Sometimes the anticipation of seeing someone perform can lead to disappointment. But not Fischer-Dieskau. His performance was a revelation, and best of all, when our teacher took us backstage to meet him, he and his wife (the singer Julia Varady) were kind and respectful of our eager ambitions. A few years later, when Fischer-Dieskau gave a series of recitals at Carnegie Hall, my friend Joan (another huge fan) and I immediately signed on for all three. You know those life-changing musical experiences that you can count on the fingers of one hand?

It's been decades, but I still remember exactly what it felt like sitting in the dress circle, being enveloped by his artistry. And I will never forget the recital at which the audience called him back for encore after encore after encore, which he obliged for a while — until he finally strode out, looked all 2800 of us straight in the eye, and sang, "Adé!" (Goodbye!), the first word of Franz Schubert's song "Abschied" (Farewell).

I've always had a thing for Schubert's song cycle Winterreise, and have gone regularly to hear different singers interpret it. Many of them were good, but only one of them (Christa Ludwig!) did not make me want to go home and put on my Fischer-Dieskau recording.

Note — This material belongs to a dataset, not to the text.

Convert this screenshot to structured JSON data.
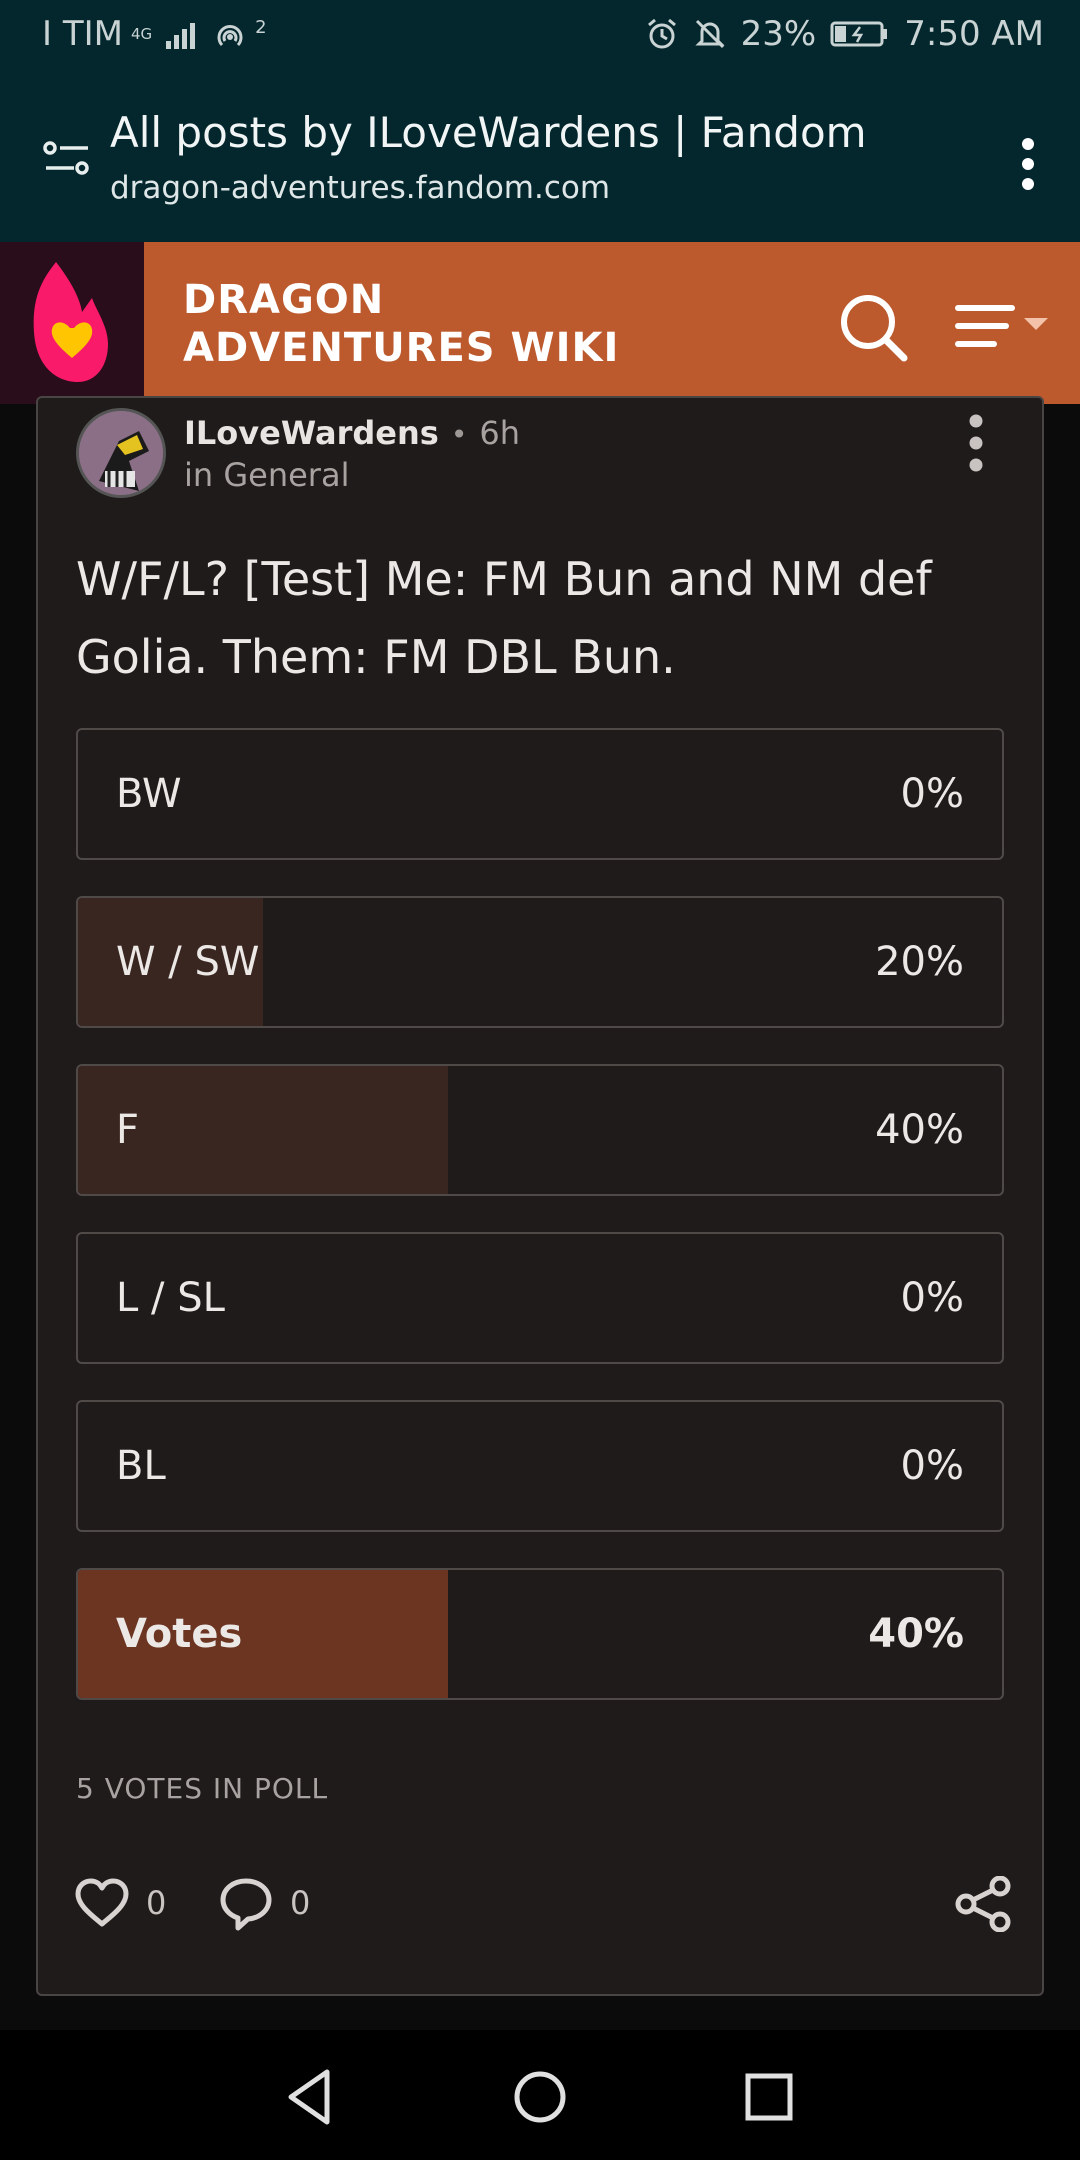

Never mind hard -- he was an impossible act to follow. Truly, a Meistersinger. Adé.